AB InBev posts annual sales rise as drinkers swallow higher prices
The world’s largest brewer Anheuser-Busch InBev grew sales by more than 15 per cent last year as drinkers emerging from pandemic restrictions reached for more expensive beers. The maker of Budweiser, Stella Artois and Corona said organic sales growth was 15.6 per cent, on revenues of $54.3bn for the year, exceeding analysts’ expectations, as consumers switched to premium brands and accepted rising drinks prices resulting from commodity price inflation. Chief executive Michel Doukeris said input cost inflation had reached about 7 per cent last year. He said the return of large-scale events such as sports tournaments following pandemic cancellations was an “incredible opportunity . . . we believe we have momentum and are well-positioned to meet the moment”. He declined to comment on whether the group’s breweries in Chernihiv, Kharkiv and Mykolayiv in Ukraine were still operating on Thursday. They are run by a joint venture with Turkish brewer Anadolu Efes covering both Russia and Ukraine, which employs about 7,000 people.

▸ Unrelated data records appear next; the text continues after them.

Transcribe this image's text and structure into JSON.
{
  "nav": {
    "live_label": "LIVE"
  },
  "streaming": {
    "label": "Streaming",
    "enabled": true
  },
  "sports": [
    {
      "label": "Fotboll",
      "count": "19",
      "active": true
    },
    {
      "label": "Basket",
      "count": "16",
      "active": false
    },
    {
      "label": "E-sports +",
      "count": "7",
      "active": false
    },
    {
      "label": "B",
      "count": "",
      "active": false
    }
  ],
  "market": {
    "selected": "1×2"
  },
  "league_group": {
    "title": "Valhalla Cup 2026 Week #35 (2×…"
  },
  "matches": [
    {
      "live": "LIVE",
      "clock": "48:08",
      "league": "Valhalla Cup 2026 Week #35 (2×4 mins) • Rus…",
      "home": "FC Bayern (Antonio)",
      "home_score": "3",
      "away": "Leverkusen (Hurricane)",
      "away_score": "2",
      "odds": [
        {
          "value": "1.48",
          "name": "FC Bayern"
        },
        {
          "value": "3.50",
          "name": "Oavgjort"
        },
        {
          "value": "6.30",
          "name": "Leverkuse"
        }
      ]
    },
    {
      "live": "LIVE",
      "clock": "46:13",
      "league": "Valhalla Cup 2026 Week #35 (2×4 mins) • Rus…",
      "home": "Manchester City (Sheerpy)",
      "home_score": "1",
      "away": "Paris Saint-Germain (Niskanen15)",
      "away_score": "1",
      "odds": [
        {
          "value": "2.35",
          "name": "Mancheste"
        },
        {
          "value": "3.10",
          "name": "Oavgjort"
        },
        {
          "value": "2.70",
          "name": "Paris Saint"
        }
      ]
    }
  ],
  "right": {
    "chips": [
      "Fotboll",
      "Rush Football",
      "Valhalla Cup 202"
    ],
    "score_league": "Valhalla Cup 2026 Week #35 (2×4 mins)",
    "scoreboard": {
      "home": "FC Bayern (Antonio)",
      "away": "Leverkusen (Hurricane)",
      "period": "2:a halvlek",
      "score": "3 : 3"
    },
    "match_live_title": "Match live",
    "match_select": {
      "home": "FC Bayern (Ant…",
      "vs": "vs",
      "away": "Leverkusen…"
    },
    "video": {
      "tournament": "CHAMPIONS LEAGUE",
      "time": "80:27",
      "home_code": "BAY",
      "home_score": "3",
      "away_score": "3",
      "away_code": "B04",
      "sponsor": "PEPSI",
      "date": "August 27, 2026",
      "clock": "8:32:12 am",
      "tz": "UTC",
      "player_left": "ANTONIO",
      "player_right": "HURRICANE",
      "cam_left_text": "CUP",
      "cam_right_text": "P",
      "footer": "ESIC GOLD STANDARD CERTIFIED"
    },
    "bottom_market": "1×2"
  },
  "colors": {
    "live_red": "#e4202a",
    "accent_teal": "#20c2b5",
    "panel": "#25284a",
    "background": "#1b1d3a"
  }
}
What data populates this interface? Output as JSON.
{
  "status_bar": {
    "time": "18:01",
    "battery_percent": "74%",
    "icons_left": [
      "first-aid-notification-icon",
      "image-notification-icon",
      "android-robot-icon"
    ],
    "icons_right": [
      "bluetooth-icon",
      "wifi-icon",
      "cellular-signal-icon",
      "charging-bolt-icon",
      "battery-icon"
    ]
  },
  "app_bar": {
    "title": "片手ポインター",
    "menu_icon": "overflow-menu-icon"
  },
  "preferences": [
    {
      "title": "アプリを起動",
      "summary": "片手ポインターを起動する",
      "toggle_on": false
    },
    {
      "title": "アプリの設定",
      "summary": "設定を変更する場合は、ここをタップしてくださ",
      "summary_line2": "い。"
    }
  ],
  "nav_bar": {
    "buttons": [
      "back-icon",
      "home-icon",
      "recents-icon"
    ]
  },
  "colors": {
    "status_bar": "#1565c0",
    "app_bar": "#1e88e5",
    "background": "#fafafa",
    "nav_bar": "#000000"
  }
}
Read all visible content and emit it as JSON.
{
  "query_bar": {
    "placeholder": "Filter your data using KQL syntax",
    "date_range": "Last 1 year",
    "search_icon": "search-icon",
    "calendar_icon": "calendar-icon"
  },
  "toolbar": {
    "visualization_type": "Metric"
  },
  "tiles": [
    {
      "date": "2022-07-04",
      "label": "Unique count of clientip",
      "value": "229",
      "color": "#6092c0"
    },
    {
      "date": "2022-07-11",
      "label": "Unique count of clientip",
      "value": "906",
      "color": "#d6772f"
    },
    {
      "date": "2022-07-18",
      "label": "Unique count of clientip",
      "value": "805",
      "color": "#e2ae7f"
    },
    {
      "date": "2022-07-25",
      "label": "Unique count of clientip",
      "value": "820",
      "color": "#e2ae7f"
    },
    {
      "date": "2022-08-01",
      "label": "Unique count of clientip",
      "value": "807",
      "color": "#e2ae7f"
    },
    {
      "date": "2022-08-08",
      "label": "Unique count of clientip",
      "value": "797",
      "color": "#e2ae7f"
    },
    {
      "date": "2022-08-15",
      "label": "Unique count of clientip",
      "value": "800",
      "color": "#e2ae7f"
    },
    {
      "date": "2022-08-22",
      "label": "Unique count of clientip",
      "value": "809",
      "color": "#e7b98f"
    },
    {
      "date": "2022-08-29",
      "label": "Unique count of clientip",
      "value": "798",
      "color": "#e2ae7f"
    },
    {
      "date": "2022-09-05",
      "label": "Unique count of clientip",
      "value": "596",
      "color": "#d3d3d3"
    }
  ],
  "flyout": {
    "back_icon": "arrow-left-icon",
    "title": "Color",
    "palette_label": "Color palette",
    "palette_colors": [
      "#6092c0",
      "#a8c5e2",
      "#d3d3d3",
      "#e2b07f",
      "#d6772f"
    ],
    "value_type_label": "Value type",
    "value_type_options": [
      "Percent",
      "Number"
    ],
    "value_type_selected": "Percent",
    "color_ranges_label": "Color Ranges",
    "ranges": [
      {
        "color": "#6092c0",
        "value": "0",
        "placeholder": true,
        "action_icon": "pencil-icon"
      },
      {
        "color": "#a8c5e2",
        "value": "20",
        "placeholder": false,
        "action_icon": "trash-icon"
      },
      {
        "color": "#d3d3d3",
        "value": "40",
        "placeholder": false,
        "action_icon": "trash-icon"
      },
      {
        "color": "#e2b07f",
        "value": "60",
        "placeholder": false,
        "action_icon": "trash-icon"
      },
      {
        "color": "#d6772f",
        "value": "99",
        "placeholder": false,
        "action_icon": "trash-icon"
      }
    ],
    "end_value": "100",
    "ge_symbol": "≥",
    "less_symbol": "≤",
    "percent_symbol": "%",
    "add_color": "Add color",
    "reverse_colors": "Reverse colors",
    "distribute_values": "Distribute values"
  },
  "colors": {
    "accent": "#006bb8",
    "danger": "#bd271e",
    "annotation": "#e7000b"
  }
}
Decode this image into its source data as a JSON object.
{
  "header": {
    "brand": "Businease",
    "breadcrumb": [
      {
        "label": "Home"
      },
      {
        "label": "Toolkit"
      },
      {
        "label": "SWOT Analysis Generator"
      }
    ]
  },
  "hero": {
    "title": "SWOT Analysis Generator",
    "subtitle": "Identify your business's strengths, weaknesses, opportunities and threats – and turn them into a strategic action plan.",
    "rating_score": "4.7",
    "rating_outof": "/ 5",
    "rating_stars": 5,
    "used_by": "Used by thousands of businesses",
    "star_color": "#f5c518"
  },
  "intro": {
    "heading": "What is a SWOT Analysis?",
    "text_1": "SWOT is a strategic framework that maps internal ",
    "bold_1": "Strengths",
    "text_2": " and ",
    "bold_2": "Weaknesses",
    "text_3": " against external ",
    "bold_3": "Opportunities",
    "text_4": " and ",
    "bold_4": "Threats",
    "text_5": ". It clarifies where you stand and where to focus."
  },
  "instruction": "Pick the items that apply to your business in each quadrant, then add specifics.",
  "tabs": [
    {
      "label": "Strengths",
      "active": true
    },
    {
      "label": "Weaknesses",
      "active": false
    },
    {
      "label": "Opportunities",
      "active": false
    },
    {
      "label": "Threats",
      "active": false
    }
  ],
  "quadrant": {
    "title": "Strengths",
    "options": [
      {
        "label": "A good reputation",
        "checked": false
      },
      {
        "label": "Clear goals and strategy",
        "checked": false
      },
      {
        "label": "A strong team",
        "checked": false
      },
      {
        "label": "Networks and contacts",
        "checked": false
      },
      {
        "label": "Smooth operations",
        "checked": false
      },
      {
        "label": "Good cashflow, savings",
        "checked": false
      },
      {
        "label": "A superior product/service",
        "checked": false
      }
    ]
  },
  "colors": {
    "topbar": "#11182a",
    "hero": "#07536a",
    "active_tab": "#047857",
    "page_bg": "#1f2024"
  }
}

“Our number one priority for the JV now is the safety of our people. We have in place contingencies for this scenario,” Doukeris said. The group sold 9.6 per cent more beer during the year by volume, reaching 582mn hectolitres, and pushed up revenue per hectolitre by 5.5 per cent, accelerating to 8.1 per cent in the fourth quarter. Normalised profit — a measure that excludes the impact of some of the group’s hedging strategies, as well as hyperinflation — was $5.7bn, up from $3.8bn a year earlier. The positive figures helped AB InBev to cut its borrowing by $9.8bn from a year earlier to $88.8bn, reducing a debt hangover dating from the group’s 2016 acquisition of SABMiller. Debt moved slightly below 4 times earnings before interest, tax, depreciation and amortisation, down from 4.8 times a year earlier. Ebitda grew 11.8 per cent to $19.2bn, as sales growth was partly offset by rising commodity prices and “elevated supply chain costs”, the brewer said, adding that the figure was expected to rise 4 to 8 per cent in 2022. Rivals Heineken and Carlsberg have in recent weeks sounded the alarm over the impact of cost inflation, with Heineken chief executive Dolf van den Brink saying it was impossible to predict how “off the charts” cost inflation would affect consumer purchasing. But Doukeris downplayed such concerns. “It’s about inflation and purchasing power but also about the opportunity to put our brands to work and activate the opportunities we have to sell more beer,” he said. Trevor Stirling, analyst at Bernstein, said AB InBev’s outlook was “more positive than other players in the sector”, although he added that margins were “slightly weaker than expected”. Shares in the group were down 3 per cent by midday to €53.52, outperforming the Euro Stoxx 50 index, which dropped 4.5 per cent on news of the Russian invasion of Ukraine.